Sundance Sets Inaugural Indigenous House With IllumiNative (Exclusive)

The social justice organization will hold events at the film festival Jan. 21 and 22.

By Rebecca Sun

Crystal Echo Hawk
IllumiNative founder Crystal Echo Hawk

Courtesy of IllumiNative

Sundance will continue to see a number of first-time official “houses” dedicated to specific cultural groups during the 2023 festival. IllumiNative, the Indigenous social justice organization founded in 2018, will host the inaugural Indigenous House on Main Street in Park City from Jan. 21 and 22.

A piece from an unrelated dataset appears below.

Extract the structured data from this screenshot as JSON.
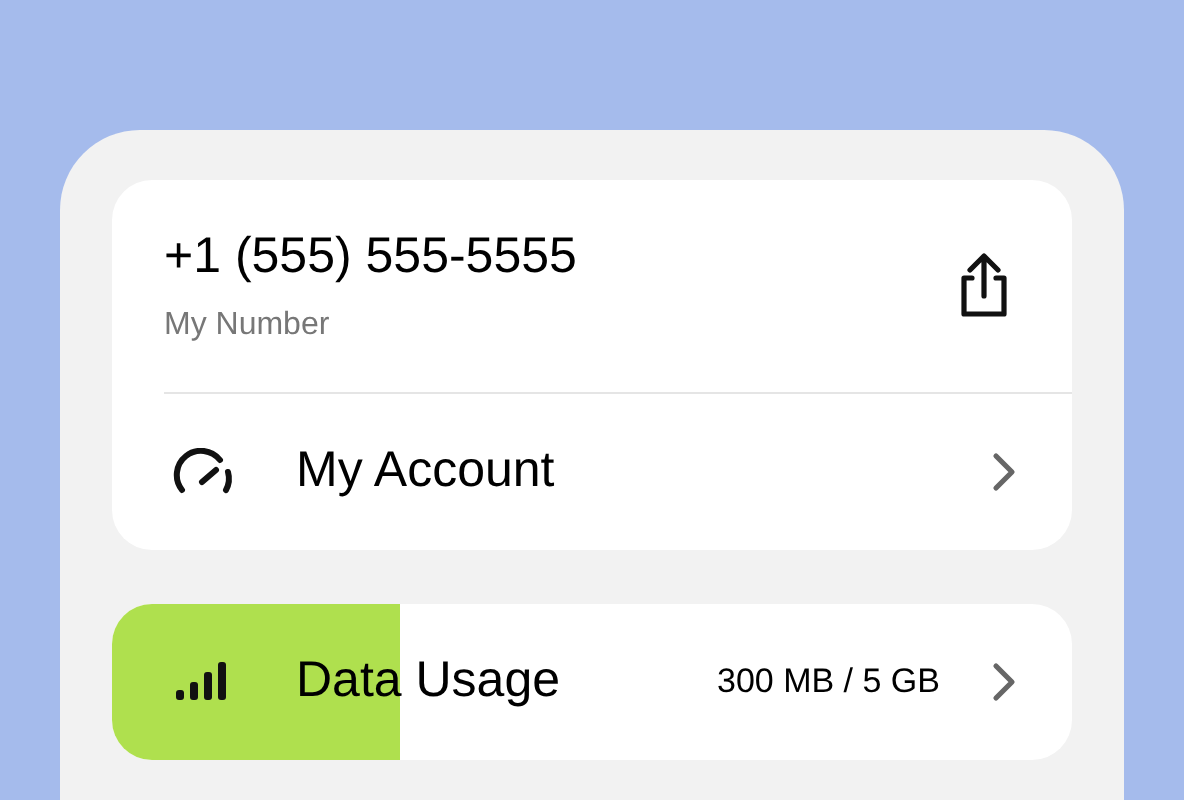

“The entertainment industry has always been one of the biggest perpetrators of our erasure, but Native peoples have flipped the script and are breaking barriers and making incredible strides in representation. The Indigenous House is a celebration of the contributions made by Native creatives, artists, filmmakers and the creativity, beauty and strength of Native peoples,” IllumiNative founder and executive director Crystal Echo Hawk said in a statement. “Our hope is to create a space where Native and non-Native peoples can come together in community, learn and get inspired, acknowledge the barriers Native peoples have overcome and still face in the film industry, as well as celebrate the Native films selected for this year and the opportunities in the future to bring more Native stories, talent and voices to audiences.”

The two-day schedule of events will include dinners and panel discussions that integrate film with music, fashion and food. Themes discussed will focus on Native impact on pop culture and society, including: Indigenous women and women of color in entertainment; the growing role of tribes as well as Native talent and companies in the film industry; the importance and impact of visibility and representation; and the contribution of Native creatives, activists and other leaders in the entertainment industry.

At Indigenous House, IllumiNative is also expected to unveil its new research on the impact of Native films and television shows on audiences, as well as offer opportunities to partner with and invest in Indigenous creatives and Indian Country. The house is made possible with support from Open Society Foundations, the Pechanga Band of Indians, Pop Culture Collaborative, Decolonizing Wealth Project, The Christensen Fund, Culture Change Fund, MacArthur Foundation and Nielsen.